**Record set**
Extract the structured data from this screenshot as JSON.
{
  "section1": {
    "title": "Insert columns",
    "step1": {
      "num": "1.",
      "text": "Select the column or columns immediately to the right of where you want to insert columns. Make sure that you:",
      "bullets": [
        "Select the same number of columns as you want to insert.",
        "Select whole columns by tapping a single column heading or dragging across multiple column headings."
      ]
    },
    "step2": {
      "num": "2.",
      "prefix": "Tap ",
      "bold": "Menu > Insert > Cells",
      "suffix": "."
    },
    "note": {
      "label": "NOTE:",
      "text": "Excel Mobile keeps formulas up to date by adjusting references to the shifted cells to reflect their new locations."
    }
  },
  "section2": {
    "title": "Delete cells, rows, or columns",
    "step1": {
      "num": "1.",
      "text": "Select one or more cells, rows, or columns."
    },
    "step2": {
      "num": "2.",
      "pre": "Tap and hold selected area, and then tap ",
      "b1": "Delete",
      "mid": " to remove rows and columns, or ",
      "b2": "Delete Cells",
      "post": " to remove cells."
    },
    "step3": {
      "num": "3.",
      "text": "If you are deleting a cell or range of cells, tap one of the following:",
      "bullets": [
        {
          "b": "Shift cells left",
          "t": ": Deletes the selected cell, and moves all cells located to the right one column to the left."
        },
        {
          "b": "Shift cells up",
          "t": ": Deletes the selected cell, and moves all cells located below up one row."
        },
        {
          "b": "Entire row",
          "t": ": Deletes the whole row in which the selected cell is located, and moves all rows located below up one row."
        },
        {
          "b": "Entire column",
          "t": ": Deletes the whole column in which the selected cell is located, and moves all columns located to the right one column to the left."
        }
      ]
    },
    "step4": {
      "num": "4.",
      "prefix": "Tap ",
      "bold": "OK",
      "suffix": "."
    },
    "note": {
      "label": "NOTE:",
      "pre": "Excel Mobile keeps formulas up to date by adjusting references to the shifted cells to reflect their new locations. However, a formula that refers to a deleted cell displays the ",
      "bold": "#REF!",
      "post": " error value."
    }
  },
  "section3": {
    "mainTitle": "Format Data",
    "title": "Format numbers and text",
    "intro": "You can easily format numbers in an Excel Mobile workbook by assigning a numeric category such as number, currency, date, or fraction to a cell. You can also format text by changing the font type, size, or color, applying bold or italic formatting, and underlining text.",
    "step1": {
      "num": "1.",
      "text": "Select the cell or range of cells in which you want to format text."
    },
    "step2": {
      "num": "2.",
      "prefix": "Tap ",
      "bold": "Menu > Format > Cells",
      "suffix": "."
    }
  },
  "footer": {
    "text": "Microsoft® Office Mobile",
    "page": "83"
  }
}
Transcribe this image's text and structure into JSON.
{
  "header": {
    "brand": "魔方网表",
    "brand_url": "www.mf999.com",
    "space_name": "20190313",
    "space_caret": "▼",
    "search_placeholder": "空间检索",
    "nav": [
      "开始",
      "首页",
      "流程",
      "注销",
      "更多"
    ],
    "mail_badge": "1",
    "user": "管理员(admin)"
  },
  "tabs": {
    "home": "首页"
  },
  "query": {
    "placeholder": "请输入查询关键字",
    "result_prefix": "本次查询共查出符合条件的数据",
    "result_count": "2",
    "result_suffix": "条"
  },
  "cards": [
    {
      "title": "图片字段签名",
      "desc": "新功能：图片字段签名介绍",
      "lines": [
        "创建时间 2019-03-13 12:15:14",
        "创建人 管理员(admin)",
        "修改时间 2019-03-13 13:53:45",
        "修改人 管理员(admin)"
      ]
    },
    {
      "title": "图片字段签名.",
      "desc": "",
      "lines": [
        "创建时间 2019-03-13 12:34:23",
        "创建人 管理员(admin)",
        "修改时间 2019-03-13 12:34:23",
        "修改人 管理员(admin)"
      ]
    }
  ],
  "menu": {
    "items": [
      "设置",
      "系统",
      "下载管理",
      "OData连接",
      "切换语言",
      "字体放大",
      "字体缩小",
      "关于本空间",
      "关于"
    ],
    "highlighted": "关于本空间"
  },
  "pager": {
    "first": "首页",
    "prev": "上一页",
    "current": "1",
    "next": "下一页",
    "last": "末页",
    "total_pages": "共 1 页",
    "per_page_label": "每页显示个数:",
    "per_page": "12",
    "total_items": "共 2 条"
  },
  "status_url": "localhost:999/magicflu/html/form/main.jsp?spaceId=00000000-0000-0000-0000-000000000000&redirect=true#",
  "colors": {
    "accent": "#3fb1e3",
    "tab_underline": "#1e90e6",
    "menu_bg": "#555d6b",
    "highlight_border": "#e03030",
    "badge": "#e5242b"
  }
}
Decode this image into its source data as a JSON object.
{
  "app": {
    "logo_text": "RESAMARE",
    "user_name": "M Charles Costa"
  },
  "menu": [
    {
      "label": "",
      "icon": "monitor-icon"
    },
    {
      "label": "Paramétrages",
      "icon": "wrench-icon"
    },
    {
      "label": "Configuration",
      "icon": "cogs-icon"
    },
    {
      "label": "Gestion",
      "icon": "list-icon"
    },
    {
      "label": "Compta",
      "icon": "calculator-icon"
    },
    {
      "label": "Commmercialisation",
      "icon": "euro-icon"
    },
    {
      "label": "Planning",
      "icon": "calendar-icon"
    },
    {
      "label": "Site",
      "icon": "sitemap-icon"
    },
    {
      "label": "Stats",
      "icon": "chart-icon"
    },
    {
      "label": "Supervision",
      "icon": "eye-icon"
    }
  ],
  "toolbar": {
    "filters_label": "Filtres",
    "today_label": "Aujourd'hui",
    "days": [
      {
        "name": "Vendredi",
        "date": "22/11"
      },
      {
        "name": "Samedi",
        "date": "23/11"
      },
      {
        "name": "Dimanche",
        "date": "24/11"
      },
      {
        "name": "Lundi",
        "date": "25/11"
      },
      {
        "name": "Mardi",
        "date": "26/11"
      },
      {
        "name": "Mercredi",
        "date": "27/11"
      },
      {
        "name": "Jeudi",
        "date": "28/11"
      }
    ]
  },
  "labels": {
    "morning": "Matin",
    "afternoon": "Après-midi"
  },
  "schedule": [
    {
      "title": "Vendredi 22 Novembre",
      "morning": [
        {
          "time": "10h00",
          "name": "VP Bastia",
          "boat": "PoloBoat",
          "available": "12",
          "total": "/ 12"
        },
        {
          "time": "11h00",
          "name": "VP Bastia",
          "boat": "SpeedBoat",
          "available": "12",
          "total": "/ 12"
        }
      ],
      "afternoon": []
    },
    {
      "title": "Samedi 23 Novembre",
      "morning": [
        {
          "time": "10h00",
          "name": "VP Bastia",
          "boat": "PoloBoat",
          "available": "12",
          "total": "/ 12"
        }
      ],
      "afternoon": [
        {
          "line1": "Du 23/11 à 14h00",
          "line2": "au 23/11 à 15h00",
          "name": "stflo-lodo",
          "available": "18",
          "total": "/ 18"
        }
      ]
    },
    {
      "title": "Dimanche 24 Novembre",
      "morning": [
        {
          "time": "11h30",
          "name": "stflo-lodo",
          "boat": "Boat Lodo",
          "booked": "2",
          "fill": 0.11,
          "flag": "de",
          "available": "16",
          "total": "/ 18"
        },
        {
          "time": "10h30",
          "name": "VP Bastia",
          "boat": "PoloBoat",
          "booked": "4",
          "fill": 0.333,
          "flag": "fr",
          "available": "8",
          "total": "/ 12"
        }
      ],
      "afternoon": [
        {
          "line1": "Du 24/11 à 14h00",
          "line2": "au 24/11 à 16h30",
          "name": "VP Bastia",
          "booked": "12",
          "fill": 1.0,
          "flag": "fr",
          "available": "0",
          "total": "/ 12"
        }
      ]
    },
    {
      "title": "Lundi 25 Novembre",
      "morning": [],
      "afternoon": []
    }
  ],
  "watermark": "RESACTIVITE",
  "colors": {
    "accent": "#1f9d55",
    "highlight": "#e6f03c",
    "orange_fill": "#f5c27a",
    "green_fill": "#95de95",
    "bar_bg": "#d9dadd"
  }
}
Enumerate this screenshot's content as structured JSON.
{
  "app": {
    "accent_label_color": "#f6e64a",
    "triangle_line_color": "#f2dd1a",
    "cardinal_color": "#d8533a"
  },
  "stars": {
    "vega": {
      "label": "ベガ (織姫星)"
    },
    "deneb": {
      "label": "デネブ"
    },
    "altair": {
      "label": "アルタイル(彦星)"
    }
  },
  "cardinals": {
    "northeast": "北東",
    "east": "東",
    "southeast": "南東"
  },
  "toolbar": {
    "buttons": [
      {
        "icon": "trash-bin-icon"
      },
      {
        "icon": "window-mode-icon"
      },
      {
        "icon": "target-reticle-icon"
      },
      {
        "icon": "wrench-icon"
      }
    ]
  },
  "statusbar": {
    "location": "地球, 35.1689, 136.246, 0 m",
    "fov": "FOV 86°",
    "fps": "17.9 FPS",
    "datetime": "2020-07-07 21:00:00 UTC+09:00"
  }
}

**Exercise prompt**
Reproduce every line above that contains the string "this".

**Exercise solution**
Extract the structured data from this screenshot as JSON.
Transcribe this image's text and structure into JSON.
Decode this image into its source data as a JSON object.
Enumerate this screenshot's content as structured JSON.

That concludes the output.